I am fairly proud of Teflon.  And synthetic cortisone is widely used and may have saved plenty of lives. It’s a steroid that knocks down the action of the immune system.  When a medical substance becomes cheaper and easier to use and known to the public, then it runs a real danger of getting overused.  Most concern about overuse is focused on illegal steroids taken by athletes.  Nevertheless, everything that can be helpful and fast may make things worse. One example would be the over-prescribing of steroids to kids with allergies.

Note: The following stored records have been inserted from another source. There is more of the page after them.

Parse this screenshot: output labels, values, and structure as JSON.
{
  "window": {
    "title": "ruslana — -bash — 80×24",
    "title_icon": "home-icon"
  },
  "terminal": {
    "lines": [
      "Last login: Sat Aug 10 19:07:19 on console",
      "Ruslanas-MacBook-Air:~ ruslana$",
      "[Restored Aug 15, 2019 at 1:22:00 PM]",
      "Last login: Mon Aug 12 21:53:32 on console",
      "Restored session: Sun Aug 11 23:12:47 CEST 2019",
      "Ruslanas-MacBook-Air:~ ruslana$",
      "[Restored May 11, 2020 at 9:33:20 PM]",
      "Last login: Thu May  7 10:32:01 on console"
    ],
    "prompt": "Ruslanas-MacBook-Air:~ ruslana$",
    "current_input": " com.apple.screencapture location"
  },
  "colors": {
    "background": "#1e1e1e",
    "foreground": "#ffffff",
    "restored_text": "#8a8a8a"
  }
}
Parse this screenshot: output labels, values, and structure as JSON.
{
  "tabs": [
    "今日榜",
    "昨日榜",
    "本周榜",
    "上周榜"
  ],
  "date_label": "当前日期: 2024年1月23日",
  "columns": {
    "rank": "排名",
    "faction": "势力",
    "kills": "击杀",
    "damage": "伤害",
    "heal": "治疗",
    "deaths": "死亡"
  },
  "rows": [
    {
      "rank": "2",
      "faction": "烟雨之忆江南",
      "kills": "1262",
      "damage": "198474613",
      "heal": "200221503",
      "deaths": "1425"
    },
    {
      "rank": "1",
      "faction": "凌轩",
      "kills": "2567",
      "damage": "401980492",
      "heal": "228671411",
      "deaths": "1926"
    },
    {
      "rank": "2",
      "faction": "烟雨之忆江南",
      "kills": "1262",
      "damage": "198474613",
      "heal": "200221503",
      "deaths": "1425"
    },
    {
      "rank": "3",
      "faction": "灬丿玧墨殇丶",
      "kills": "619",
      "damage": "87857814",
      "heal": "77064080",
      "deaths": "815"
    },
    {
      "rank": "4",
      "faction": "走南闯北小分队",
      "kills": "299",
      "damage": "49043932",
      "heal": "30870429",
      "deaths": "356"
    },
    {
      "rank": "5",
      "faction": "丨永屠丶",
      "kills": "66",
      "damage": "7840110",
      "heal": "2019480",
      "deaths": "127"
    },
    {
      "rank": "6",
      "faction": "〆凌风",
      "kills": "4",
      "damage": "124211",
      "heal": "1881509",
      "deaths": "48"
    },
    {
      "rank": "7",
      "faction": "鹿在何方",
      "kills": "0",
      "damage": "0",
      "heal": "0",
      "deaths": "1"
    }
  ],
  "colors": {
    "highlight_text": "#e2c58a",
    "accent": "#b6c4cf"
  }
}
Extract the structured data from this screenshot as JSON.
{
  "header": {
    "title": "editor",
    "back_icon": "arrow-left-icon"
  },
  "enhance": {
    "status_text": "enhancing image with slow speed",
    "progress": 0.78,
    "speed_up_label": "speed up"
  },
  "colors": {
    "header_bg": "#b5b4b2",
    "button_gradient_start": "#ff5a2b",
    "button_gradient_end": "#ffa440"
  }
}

Penicillin had been invented before WWII, but its use did not become widespread until WWII.  Of course, it took people awhile to find out about the ability of bacteria to develop resistances to antibiotics.  This has led to newer and stronger antibiotics, which would not be the worst thing in the world. Unfortunately, the excessive use of antibiotics has led to untreatable infections, such as methicilline-resistant strep and an untreatable strain of tuberculosis. Read more on Science and War (and Ethics)…